But rather than being a more balanced look at some deified American heroes — presenting them as flawed horndogs treated like gods by an adoring, naive public — The Right Stuff tends to flatten its characters into simplistically “complicated” types. You can guess how Shepard’s and Glenn’s individual storylines will shake out. Yes, Shepard is a dick-swinging stud, but secretly he’s terrified after he starts experiencing some hearing issues. Could it be a sign of something more serious? And can he keep it from NASA so that he’s not kicked out of the program?! Meanwhile, Glenn is a morally upstanding good guy, but his self-righteousness and spotless image alienate him from the rest of the Mercury Seven. But even this family man will be tempted when he’s away from home and lonely. Will he give into his urges?! Instead of fleshed-out people, we get tawdry twists.

The 1983 film, directed by Philip Kaufman, was very much of its time, in terms of Hollywood storytelling, because it was a widescreen epic that took on a big subject in a bold way. (The movie spanned about 15 years and heavily featured pre-Mercury trailblazer Chuck Yeager, played by Sam Shepard, while the full first season of the Disney+ series skips ahead to the Mercury Seven and supposedly only encompasses about two years.) Kaufman’s film was part Western, part adventure tale — it was meant to be seen on the hugest screen possible. 

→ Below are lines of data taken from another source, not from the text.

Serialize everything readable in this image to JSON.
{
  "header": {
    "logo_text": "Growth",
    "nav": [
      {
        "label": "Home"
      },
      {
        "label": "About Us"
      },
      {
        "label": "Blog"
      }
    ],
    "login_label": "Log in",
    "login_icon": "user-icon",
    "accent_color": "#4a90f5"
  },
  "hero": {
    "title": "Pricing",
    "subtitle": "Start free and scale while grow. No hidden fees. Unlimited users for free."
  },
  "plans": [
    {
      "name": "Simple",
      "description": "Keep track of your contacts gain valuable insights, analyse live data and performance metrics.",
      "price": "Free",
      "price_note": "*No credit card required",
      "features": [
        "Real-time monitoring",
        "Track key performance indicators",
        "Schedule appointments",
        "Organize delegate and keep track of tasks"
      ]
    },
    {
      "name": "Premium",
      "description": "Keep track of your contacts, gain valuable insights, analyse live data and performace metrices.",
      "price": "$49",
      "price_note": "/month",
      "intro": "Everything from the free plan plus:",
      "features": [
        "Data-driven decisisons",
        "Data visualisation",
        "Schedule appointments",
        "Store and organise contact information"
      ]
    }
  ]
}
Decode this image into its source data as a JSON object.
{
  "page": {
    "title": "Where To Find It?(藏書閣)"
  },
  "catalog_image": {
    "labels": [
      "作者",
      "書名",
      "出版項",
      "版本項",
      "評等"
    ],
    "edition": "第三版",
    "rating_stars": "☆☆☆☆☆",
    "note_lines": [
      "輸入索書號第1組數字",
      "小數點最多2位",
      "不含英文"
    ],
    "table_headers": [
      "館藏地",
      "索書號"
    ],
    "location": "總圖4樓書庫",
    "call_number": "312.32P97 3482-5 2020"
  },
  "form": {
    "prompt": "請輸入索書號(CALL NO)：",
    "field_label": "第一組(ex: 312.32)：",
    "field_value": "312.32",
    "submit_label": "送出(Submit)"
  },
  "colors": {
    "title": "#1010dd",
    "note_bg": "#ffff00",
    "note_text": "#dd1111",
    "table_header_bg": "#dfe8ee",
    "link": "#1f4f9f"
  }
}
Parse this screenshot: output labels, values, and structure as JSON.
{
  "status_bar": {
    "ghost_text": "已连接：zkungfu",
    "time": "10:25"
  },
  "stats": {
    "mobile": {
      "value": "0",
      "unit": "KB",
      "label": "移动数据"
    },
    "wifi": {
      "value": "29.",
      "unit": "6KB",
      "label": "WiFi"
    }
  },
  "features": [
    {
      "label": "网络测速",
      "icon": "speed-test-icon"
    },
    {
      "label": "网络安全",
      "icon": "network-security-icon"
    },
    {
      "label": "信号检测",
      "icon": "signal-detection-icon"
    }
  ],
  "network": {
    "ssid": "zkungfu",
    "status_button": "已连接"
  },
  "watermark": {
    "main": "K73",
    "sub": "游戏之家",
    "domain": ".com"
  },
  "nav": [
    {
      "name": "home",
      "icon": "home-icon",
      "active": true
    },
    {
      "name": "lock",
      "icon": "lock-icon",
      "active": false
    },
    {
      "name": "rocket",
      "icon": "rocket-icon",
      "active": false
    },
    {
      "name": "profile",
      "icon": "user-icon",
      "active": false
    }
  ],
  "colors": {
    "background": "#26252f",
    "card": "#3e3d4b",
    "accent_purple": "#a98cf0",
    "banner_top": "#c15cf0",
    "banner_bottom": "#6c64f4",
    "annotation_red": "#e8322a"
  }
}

Similarly, this new Right Stuff fits our content age, which I don’t mean as a compliment. For example, Lafferty admirably strives for some gender balance, showing how the wives, particularly Nora Zehetner’s Annie Glenn, had as challenging a task on the homefront as their husbands did in the cockpit. It’s a very modern attempt to bring some welcome diversity to just another story about heroic white dudes, but thus far the female characters still mostly feel like narrative devices meant to add emotional shading to the men. 

The domestic life of the Mercury Seven

And, in a larger sense, the series engages in the storytelling gimmicks of the binge era, stringing us along with episode-ending cliffhangers or revelations that are expected to keep us hooked until the next installment. (The first two episodes will be available on Friday, with a new episode coming out each Friday until the season-ender on November 20th.) Problem is, the show flirts with the building blocks of good writing — plumbing the psychological depths of its characters, creating relatable conflicts between its two leads’ contrasting personalities — but does so in the driest ways imaginable, serving up lots of incidents and events without being particularly compelling. A whole lot of “stuff” happens in The Right Stuff, but I can’t say I ever entirely engaged with it. Like too many modern streaming series, this one just keeps… going, confident that you won’t stop watching because, well, you wanna see some sort of resolution, don’t you?

Does the show have anything to say about patriotism, the selling of America’s Cold War rivalry against the Soviets, the rigid masculinity of the 1950s or the thrill of space exploration? Sure, they’ve all been clumsily woven into the series’ bland fabric. But what captivated America about the Mercury Seven was the sheer audacity of the undertaking. That’s what Kaufman’s film understood, too: We would never see the likes of such stoic warriors again. Whether or not that was a good thing is up for debate, and certainly a modern, revisionist Right Stuff could dissect the racism, sexism and jingoism of its story’s time period and come up with something potentially rich. 

But Lafferty’s series takes no such risks. It’s a competently produced, rather basic retelling of a story that’s integral to our national character. But because it has no nerve or spirit, it cheapens those astronauts’ daring. No doubt these men (and their wives) were complicated individuals battling plenty of inner demons. But for all the seemingly juicy intrigue about alcoholism, affairs and dark secrets, this Right Stuff is surprisingly leaden. It’s got Glenn’s squareness with none of Shepard’s swagger.